South Carolina – June 28, 2021
Families may become weary when a short term rehabilitation stay in a nursing home results in a broken hip, caused by a slip and fall. According to The Centers for Disease Control and Prevention, screening for fall risks and addressing risk factors linked to medications, poor strength, and balance issues could decrease the rising number of deaths associated with falls in nursing homes. Mortality in nursing homes after a hip fracture is high, and one in every three residents will die within 6 months of the injury.
Problems with weakened muscles, or pre-admission sedentary lifestyles make it difficult for elderly residents to move around and may be exacerbated by staff shortages, causing workers to hurry residents along, or through other negligent actions. Individuals who have broken a hip, or their concerned loved ones, should speak with a nursing home abuse attorney to guide them through proper reporting and litigation matters, especially if the injury hastens death.
Staffing solutions to prevent falls.
Recent medical studies have identified solutions that involve exercise as the easiest common intervention to reduce the number of falls for people living in nursing homes by 36% in falls, and 41% in recurrent falls. Staff education on the importance of proper body mechanics and facility inspection regarding safety features, and sufficient lighting are important to the reduction of broken hips in residential care. Nursing home abuse attorneys in South Carolina can explain how a duty of care may have been ignored when a resident becomes injured with a broken hip after a fall and review the protections of The Nursing Home Reform Act under Title IV of the Omnibus Budget Reconciliation Act of 1987.
Responsibility for negligence and abuse.
The nursing home facility can be held liable for any personal injury or neglect causing harm to a resident or patient in their care. This negligence may have occurred by their part through:
- negligent hiring,
- breach of regulatory obligations to guidelines,
- insufficient employee training, and
- errors in treatment, or medication dispensing.
Liability is the state of being responsible for something, especially by law, vicariously liability is a legal doctrine assigning liability for the injury to a person, even if they did not cause the injury directly but had a legal relationship with the negligent person who caused the injury. Consult with a nursing home abuse attorney to determine if multiple parties are negligent.
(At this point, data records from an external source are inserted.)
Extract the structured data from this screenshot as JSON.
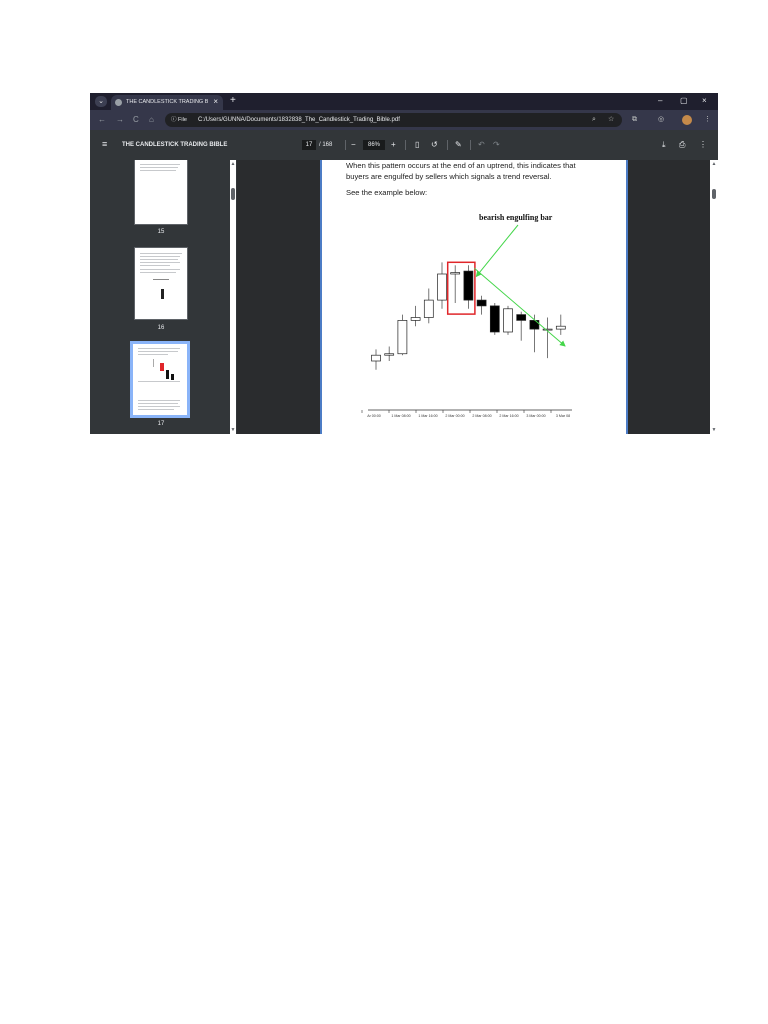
{
  "browser": {
    "tab_title": "THE CANDLESTICK TRADING BI",
    "tab_close": "×",
    "new_tab": "+",
    "tab_menu": "⌄",
    "window_controls": {
      "minimize": "–",
      "maximize": "▢",
      "close": "×"
    },
    "nav": {
      "back": "←",
      "forward": "→",
      "reload": "C",
      "home": "⌂"
    },
    "file_chip": "ⓘ File",
    "url": "C:/Users/GUNNA/Documents/1832838_The_Candlestick_Trading_Bible.pdf",
    "icons": [
      "zoom-icon",
      "star-icon",
      "extensions-icon",
      "profile-switch-icon",
      "avatar",
      "kebab-menu-icon"
    ]
  },
  "pdf_toolbar": {
    "menu_icon": "≡",
    "title": "THE CANDLESTICK TRADING BIBLE",
    "page_current": "17",
    "page_total": "/ 168",
    "zoom_out": "−",
    "zoom_value": "86%",
    "zoom_in": "+",
    "download_icon": "⤓",
    "print_icon": "⎙",
    "more_icon": "⋮"
  },
  "sidebar": {
    "thumbnails": [
      {
        "label": "15",
        "selected": false
      },
      {
        "label": "16",
        "selected": false
      },
      {
        "label": "17",
        "selected": true
      }
    ]
  },
  "page": {
    "paragraph_line1": "When this pattern occurs at the end of an uptrend, this indicates that",
    "paragraph_line2": "buyers are engulfed by sellers which signals a trend reversal.",
    "see_example": "See the example below:",
    "chart_annotation": "bearish engulfing bar"
  },
  "chart_data": {
    "type": "candlestick",
    "annotation": "bearish engulfing bar",
    "x_tick_labels": [
      "Ar 00:00",
      "1 Mar 08:00",
      "1 Mar 16:00",
      "2 Mar 00:00",
      "2 Mar 08:00",
      "2 Mar 16:00",
      "3 Mar 00:00",
      "3 Mar 08"
    ],
    "candles": [
      {
        "open": 20,
        "close": 24,
        "high": 28,
        "low": 14,
        "bullish": true
      },
      {
        "open": 24,
        "close": 25,
        "high": 30,
        "low": 20,
        "bullish": true
      },
      {
        "open": 25,
        "close": 48,
        "high": 52,
        "low": 24,
        "bullish": true
      },
      {
        "open": 48,
        "close": 50,
        "high": 58,
        "low": 44,
        "bullish": true
      },
      {
        "open": 50,
        "close": 62,
        "high": 70,
        "low": 46,
        "bullish": true
      },
      {
        "open": 62,
        "close": 80,
        "high": 88,
        "low": 56,
        "bullish": true
      },
      {
        "open": 80,
        "close": 81,
        "high": 86,
        "low": 60,
        "bullish": true
      },
      {
        "open": 82,
        "close": 62,
        "high": 86,
        "low": 56,
        "bullish": false
      },
      {
        "open": 62,
        "close": 58,
        "high": 65,
        "low": 52,
        "bullish": false
      },
      {
        "open": 58,
        "close": 40,
        "high": 60,
        "low": 38,
        "bullish": false
      },
      {
        "open": 40,
        "close": 56,
        "high": 58,
        "low": 38,
        "bullish": true
      },
      {
        "open": 52,
        "close": 48,
        "high": 54,
        "low": 34,
        "bullish": false
      },
      {
        "open": 48,
        "close": 42,
        "high": 52,
        "low": 26,
        "bullish": false
      },
      {
        "open": 42,
        "close": 42,
        "high": 50,
        "low": 22,
        "bullish": true
      },
      {
        "open": 42,
        "close": 44,
        "high": 52,
        "low": 38,
        "bullish": true
      }
    ],
    "highlight_candles": [
      6,
      7
    ],
    "colors": {
      "highlight_box": "#e0262a",
      "arrow": "#44d64a",
      "bearish": "#000000",
      "bullish": "#ffffff"
    }
  }
}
Statute of limitations.
The statute of limitations for personal injury, or wrongful death claims in South Carolina is three years from the date of the decedent’s death, but in certain medical malpractice cases it could extend as long as six years, with reasonable support that a defendant’s negligence or intentional action played a role in causing a death.
Standard of care.
When sub-standard care causes a resident to fall and break a hip, it may be accidental, or it may be abuse. Legal action may be taken against a nursing home and/or the treating medical professional because acts of negligence that cause, or exacerbate existing health conditions, or place residents in danger are deviations from the Nursing Home Reform Act rights. Call an experienced attorney at the McDougall Law Offices, to discuss concerns if you believe a loved one is being mistreated at a nursing home in South Carolina.
Hire a lawyer.
Call an experienced attorney at the McDougall Law Offices, to discuss concerns if you believe a loved one is being mistreated at a nursing home in South Carolina.
McDougall Law Firm, LLC